Protesters won’t get to displace bleachers at a key inauguration parade spot on Pennsylvania Avenue so they can stage an anti-Donald Trump demonstration, a federal appeals court ruled Tuesday. 

Act Now to Stop War and End Racism Coalition, known as ANSWER, had pressed a lawsuit seeking access to Freedom Plaza with the U.S. Court of Appeals for the District of Columbia Circuit. A three-judge panel ruled that the government has the authority to restrict demonstrations in the public space located between 13th and 14th Streets on Pennsylvania Avenue Northwest.

Here Are the Democrats Skipping Trump’s Inauguration
More than 65 Democratic House members won’t attend Friday’s swearing-in

Virginia Rep. Gerald E. Connolly is one of the latest Democratic House members to say that he won’t attend Donald Trump’s inauguration. (Tom Williams/CQ Roll Call file photo)

Even before President-elect Donald Trump attacked Georgia Rep. John Lewis on Twitter over the weekend, a handful of Democratic lawmakers had planned to boycott Trump's inauguration on Friday.

But by the end of the Martin Luther King Jr. Day holiday on Monday night, that group had ballooned. As of Wednesday, more than 60 Democrats in the House have now said they will not attend. No Democratic senators have announced similar intentions.

Porn, Weed and Other Takeaways From Sessions Hearing
AG hopeful could flip DOJ positions on obscenity and online gambling.

Alabama Sen. Jeff Sessions testifies before the Senate Judiciary Committee on his nomination for attorney general on Tuesday. (Bill Clark/CQ Roll Call file photo)

Sen. Jeff Sessions revealed several policy changes he might bring to the Justice Department during his confirmation hearing this week to be attorney general in the Trump administration.

The main focus was the Alabama Republican defending his record from criticism by Democratic lawmakers and civil rights groups, who question his independence and whether he will enforce voting rights and other laws important to minorities and women. But moments that didn’t grab headlines give new insight into Sessions’ legal thinking on some issues and what he’ll do if he is confirmed.

Nevada Democrats Want McCarran Statue Removed From Capitol
Harry Reid wanted his name removed from Las Vegas airport

Rep. Jacky Rosen is one of three Democratic members of Congress who wants to see former Sen. Patrick McCarran's statue removed from Statuary Hall in the Senate (Bill Clark/CQ Roll Call file photo)

Three Nevada Democratic House members want the statue of former Nevada Sen. Patrick McCarran's removed from the Capitol’s Statuary Hall.

Reps.

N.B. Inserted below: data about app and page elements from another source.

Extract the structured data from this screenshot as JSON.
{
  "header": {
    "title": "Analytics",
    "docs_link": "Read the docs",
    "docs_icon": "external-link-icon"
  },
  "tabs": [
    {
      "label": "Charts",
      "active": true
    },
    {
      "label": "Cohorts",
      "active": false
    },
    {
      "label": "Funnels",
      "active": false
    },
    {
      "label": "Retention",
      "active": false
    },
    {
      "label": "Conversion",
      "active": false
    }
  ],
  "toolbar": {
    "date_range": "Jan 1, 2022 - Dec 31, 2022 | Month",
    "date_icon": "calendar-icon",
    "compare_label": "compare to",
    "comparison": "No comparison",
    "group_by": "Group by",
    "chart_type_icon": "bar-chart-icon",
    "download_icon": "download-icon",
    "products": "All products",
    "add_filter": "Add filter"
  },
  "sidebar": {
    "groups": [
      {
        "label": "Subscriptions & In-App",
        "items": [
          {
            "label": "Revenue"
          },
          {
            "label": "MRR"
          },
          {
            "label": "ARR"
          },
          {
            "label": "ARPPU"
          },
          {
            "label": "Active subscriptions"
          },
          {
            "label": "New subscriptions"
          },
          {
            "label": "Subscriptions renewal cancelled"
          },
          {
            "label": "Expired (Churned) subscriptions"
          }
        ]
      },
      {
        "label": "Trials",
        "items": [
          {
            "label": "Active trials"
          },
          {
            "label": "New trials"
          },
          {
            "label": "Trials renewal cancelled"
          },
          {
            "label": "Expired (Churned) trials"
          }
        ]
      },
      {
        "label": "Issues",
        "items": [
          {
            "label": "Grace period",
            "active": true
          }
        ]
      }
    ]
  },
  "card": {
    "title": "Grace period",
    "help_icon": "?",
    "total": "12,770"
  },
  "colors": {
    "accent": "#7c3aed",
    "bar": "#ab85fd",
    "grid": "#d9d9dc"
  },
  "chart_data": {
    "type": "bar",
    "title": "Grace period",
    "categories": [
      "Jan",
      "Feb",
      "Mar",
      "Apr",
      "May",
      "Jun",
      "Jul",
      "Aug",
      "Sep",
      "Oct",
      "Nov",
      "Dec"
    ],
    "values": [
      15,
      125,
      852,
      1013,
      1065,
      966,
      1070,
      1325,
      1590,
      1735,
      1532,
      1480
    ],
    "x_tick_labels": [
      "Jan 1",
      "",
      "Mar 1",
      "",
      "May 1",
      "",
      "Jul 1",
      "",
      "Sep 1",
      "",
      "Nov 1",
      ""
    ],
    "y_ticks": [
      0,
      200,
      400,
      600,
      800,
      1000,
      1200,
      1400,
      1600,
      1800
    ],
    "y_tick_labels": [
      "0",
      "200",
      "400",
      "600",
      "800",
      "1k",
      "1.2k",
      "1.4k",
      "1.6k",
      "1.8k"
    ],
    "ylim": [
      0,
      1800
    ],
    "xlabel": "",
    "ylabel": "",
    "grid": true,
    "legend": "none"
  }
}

Dina Titus, Ruben Kihuen and Jacky Rosen sent a letter to Nevada's Republican Gov. Brian Sandoval criticizing McCarran's legacy of xenophobia and antisemitism, the Las Vegas Review-Journal reported.

In Break from Trump, Mattis Pushes for Tough Stance on Russia

Secretary of Defense nominee James Mattis testifies during his confirmation hearing in the Senate Armed Services Committee on Thursday, Jan. 12, 2017. (Bill Clark/CQ Roll Call)

James Mattis, Donald Trump’s choice for Defense secretary, advocated several shifts in U.S. national security policy in his confirmation hearing Thursday, including a much tougher stance on Russia than the president-elect has articulated.

On several topics during his Senate Armed Services testimony, the retired Marine Corps four-star general differed in substance or tone from positions Trump took in the campaign. Unless Trump or Mattis changes his view, the contrasts could lead to tensions between the White House and the Pentagon.

Study: Economy Was Top Issue Among Millennial Voters
More voted for Trump than had said they were going to before the election, survey shows

Many young voters expressed dissatisfaction with both presidential candidates in last year’s presidential election. (Bill Clark/CQ Roll Call file photo)

A new study conducted after the election shows that the economy mattered most to millennial voters.

The study by the Millennial Impact Report surveyed 350 young voters they had surveyed in different waves throughout the election.